Airbnb continues to carry listings for properties in Israeli settlements in the Golan Heights, Syrian territory occupied by Israel since 1967. All Israeli settlements in occupied territory are illegal under international law.

Airbnb has also come under heavy fire by housing justice activists for its direct contribution to housing shortages and gentrification in some cities, with properties being taken out of long-term rental and placed into the more lucrative short-term vacation market.

And despite the company’s anti-discrimination policy, hosts of Airbnb rentals were also found to discriminate against rental seekers who had African American-sounding names, while identical guests with white-sounding names were more readily accepted.

The company could have been wary of further damaging its reputation after it was warned by the United Nations Office of the High Commissioner for Human Rights last year that it could be included in an as yet unpublished database of firms doing business with Israeli settlements.

But growing pressure by activists to ditch its Israeli settlement profits undoubtedly pushed the California-based company a long way from its initial stance on the issue.

In January 2016, after human rights organizations launched their campaign, Airbnb declined to comment but stated that it follows “laws and regulations on where we can do business and investigate concerns raised about specific listings.”

In its Monday statement, Airbnb explained that it now “must consider the impact we have and act responsibly.”

Listing five points in a “decision-making framework,” Airbnb included an evaluation of “whether the existence of listings is contributing to existing human suffering” and a determination “whether the existence of listings in the occupied territory has a direct connection to the larger dispute in the region.”

“Principled decision”

Members of the Stolen Homes coalition urged the UN human rights commission to release the full list of companies operating in the settlements “so that we can encourage remaining complicit corporations to make the same principled decision.”

Around the world, human rights defenders praised the work of grassroots activists that led to Airbnb’s decision.

“We took to the streets, used social and traditional media, and disrupted Airbnb events – all to have our voices heard that Palestinians deserve to live with freedom, dignity and equality,” said Ariel Gold of CODEPINK.

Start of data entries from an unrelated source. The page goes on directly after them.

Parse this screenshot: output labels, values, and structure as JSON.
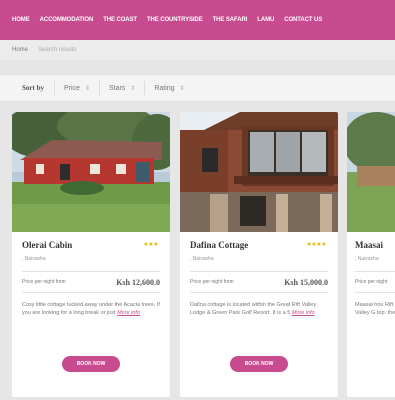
{
  "nav": {
    "items": [
      "HOME",
      "ACCOMMODATION",
      "THE COAST",
      "THE COUNTRYSIDE",
      "THE SAFARI",
      "LAMU",
      "CONTACT US"
    ]
  },
  "breadcrumb": {
    "home": "Home",
    "current": "Search results"
  },
  "sort": {
    "label": "Sort by",
    "options": [
      "Price",
      "Stars",
      "Rating"
    ]
  },
  "listings": [
    {
      "title": "Olerai Cabin",
      "stars": "★★★",
      "location": ", Naivasha",
      "price_label": "Price per night from",
      "price": "Ksh 12,600.0",
      "description": "Cosy little cottage tucked away under the Acacia trees. If you are looking for a long break or just ",
      "more": "More info",
      "button": "BOOK NOW"
    },
    {
      "title": "Dafina Cottage",
      "stars": "★★★★",
      "location": ", Naivasha",
      "price_label": "Price per night from",
      "price": "Ksh 15,000.0",
      "description": "Dafina cottage is located within the Great Rift Valley Lodge & Green Park Golf Resort. It is a 5 ",
      "more": "More info",
      "button": "BOOK NOW"
    },
    {
      "title": "Maasai",
      "location": ", Naivasha",
      "price_label": "Price per night",
      "description": "Maasai hou Rift Valley G top, the vie"
    }
  ],
  "colors": {
    "accent": "#c94b8f",
    "star": "#e6b400"
  }
}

Omar Shakir, the head of the Human Rights Watch office in Jerusalem, tweeted that Airbnb’s announcement came a day ahead of the release of a joint report on racist rental brokering in illegal Israeli settlements.

Shakir also called on, another hotel and vacation rentals website, to follow Airbnb’s lead and drop its settlement listings:

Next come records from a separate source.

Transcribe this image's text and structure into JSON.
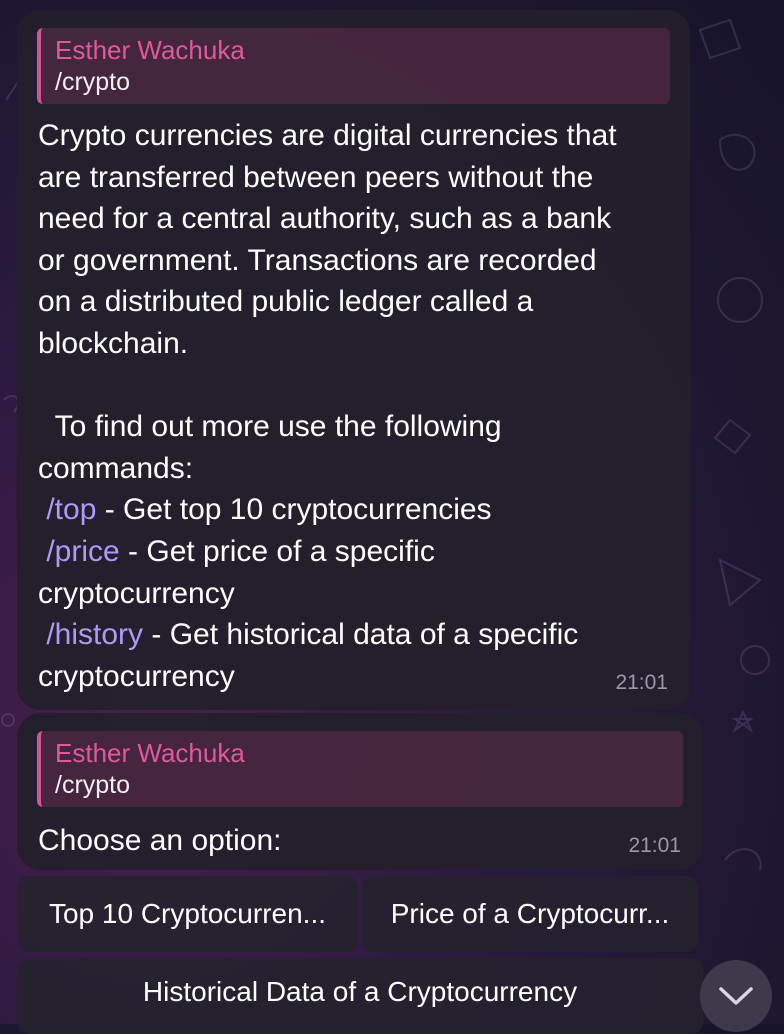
{
  "messages": [
    {
      "reply_to": {
        "author": "Esther Wachuka",
        "text": "/crypto"
      },
      "lines": [
        {
          "segments": [
            {
              "text": "Crypto currencies are digital currencies that"
            }
          ]
        },
        {
          "segments": [
            {
              "text": "are transferred between peers without the"
            }
          ]
        },
        {
          "segments": [
            {
              "text": "need for a central authority, such as a bank"
            }
          ]
        },
        {
          "segments": [
            {
              "text": "or government. Transactions are recorded"
            }
          ]
        },
        {
          "segments": [
            {
              "text": "on a distributed public ledger called a"
            }
          ]
        },
        {
          "segments": [
            {
              "text": "blockchain."
            }
          ]
        },
        {
          "segments": [
            {
              "text": ""
            }
          ]
        },
        {
          "segments": [
            {
              "text": "  To find out more use the following"
            }
          ]
        },
        {
          "segments": [
            {
              "text": "commands:"
            }
          ]
        },
        {
          "segments": [
            {
              "text": " "
            },
            {
              "text": "/top",
              "command": true
            },
            {
              "text": " - Get top 10 cryptocurrencies"
            }
          ]
        },
        {
          "segments": [
            {
              "text": " "
            },
            {
              "text": "/price",
              "command": true
            },
            {
              "text": " - Get price of a specific"
            }
          ]
        },
        {
          "segments": [
            {
              "text": "cryptocurrency"
            }
          ]
        },
        {
          "segments": [
            {
              "text": " "
            },
            {
              "text": "/history",
              "command": true
            },
            {
              "text": " - Get historical data of a specific"
            }
          ]
        },
        {
          "segments": [
            {
              "text": "cryptocurrency"
            }
          ]
        }
      ],
      "time": "21:01"
    },
    {
      "reply_to": {
        "author": "Esther Wachuka",
        "text": "/crypto"
      },
      "text": "Choose an option:",
      "time": "21:01"
    }
  ],
  "keyboard": {
    "top10_label": "Top 10 Cryptocurren...",
    "price_label": "Price of a Cryptocurr...",
    "history_label": "Historical Data of a Cryptocurrency"
  },
  "icons": {
    "scroll_down": "chevron-down-icon"
  },
  "colors": {
    "reply_author": "#e0589f",
    "command_link": "#a99bf6",
    "bubble": "#241f2c"
  }
}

Irish senator Frances Black applauded Airbnb’s move:
Black’s landmark bill that would ban trade in goods from Israeli settlements was approved by the Irish senate in July, despite opposition from Ireland’s government.

Israeli tourism minister Yariv Levin decried Airbnb’s move as “a disgraceful and miserable decision and a disgraceful surrender by the company.”

Gilad Erdan, Israel’s strategic affairs minister who is in charge of efforts to smear and sabotage the global boycott movement, claimed that Airbnb’s decision “constitutes submission to the anti-Semitic BDS organizations.”

Urging Airbnb hosts in Israeli settlements to file lawsuits against the company in accordance with Israel’s anti-boycott law, Erdan also said that he will ask US officials to investigate whether Airbnb’s decision violates any anti-BDS measures that have been passed in 25 US states.

Civil rights groups say that such measures are inherently unconstitutional. Two anti-BDS laws have already been blocked from enforcement in Kansas and Arizona.




Well-earned plaudits go out to everyone who contributed to this result. It's incomplete, of course, but definitely a step in the right direction. BDS continues to make gains, and the Palestinian people find new ways to defend their country.

Nora Barrows-Friedman

Nora Barrows-Friedman's picture

Nora Barrows-Friedman is a staff writer and associate editor at The Electronic Intifada, and is the author of In Our Power: US Students Organize for Justice in Palestine (Just World Books, 2014).